Yet the lawyer for Mr. Yerofeyev said such an exchange can only occur if Russia formally acknowledges the verdicts of Messrs. Aleksandrov and Yerofeyev and Ukraine recognizes the Savchenko verdict. The Ukrainian president has already said that will never happen, though he’s demonstrated a pattern for making inconsistent statements.

U.S. Secretary of State John Kerry arrived in Moscow on March 23 for a three-day visit during which he will attempt to negotiate Ms. Savchenko’s release, State Department officials confirmed. His efforts come after German Foreign Affairs Minister Frank-Walter Steinmeier met with the Russian leadership on March 22 to discuss her fate. He told reporters afterwards that he hopes “all sides will be able to agree soon on a humane decision.”

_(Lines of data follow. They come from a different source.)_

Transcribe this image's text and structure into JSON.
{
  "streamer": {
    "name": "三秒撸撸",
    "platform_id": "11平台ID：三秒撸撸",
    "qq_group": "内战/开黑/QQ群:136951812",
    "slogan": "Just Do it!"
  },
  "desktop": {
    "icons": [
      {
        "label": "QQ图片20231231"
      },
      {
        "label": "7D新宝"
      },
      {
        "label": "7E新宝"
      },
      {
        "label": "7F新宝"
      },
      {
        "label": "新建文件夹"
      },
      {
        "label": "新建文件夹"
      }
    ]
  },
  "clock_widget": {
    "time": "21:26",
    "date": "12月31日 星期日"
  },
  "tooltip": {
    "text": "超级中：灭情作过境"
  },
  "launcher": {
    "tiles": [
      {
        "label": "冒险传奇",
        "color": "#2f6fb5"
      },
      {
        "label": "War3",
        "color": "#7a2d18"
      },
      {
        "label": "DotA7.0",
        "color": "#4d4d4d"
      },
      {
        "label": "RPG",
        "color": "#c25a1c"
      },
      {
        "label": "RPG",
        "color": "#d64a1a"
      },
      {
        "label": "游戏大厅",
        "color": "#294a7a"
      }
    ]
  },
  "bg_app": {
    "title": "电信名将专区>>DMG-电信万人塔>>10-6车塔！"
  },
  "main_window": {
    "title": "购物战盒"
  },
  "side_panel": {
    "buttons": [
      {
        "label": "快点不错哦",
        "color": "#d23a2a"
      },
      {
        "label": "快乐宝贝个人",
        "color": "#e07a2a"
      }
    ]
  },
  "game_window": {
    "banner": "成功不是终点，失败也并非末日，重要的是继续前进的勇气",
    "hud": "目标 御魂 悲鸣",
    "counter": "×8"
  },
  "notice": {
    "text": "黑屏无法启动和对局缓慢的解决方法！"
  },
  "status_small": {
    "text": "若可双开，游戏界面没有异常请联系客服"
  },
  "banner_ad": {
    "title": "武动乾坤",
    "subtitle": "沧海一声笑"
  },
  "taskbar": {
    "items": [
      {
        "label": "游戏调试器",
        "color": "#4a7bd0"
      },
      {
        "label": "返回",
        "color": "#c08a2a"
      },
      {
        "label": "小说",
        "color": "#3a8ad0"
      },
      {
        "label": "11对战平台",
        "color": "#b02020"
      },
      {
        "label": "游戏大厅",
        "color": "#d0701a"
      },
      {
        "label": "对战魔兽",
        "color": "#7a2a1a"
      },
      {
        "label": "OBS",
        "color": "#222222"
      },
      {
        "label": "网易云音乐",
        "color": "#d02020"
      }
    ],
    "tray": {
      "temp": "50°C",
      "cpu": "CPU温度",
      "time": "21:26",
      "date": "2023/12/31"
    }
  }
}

Ms. Savchenko was captured by terrorists representing the self-declared Luhansk People’s Republic on June 17, 2014, near the embattled town of Shchastia.

Evidence confirms she was illegally transported to Russian territory five days later, against her will, though she was convicted for the offense of crossing the border. Moreover, she was already captive at the moment of the journalists’ deaths.

Ms. Savchenko was fighting with the Aidar volunteer battalion at the time; she declared her opposition to the military approach taken by Ukraine’s armed forces and submitted her resignation. By July 8, the Russian government announced she was incarcerated on its territory.

The verdict concluded that Ms. Savchenko was part of a group of Ukrainian fighters who planned and executed the murder of journalists Igor Korneliuk and Anton Voloshin, motivated by hate for the residents of the Luhansk region, particularly Russian speakers.

The court concluded that the organizer of the murders was Aidar founder and commander Serhii Melnychuk, currently a national deputy.

An abundance of gaps and inconsistencies marred the Russian government’s prosecution, as pointed out by Mr. Feygin, who compared the prosecution’s work to that of a sophomore university student.

Not only did Ms. Savchenko not hitchhike to Russia, as the prosecution claims, but she identified the voice of one of her Russian captors in the Luhansk region. Their involvement in Ms. Savchenko’s kidnapping was confirmed by an intercepted recording of a conversation between them, in which they refer to a “snaiperka” (female sniper) and note that their “babushka” (their code word for the FSB) was interested in the “helicopter pilot who fought in Iraq.”

Among the many legal violations cited in official reports, including a January statement by Ukraine’s Foreign Affairs Ministry, were the court’s refusal to examine official documents submitted by the defense, refusal to allow the defense to call numerous witnesses, and refusal to allow defense evidence and testimony, including video evidence that proves her innocence of the charges.

Ms. Savchenko will not serve the length of the sentence and will surely be freed, Mr. Feygin told reporters after the verdict was announced.

“If not for such a public campaign in support of Savchenko that occurred not only in Ukraine but in many other countries, then Savchenko would have been sent to the penal colony,” he said. “But thanks to this support, Savchenko won’t serve this punishment. That I guarantee you.”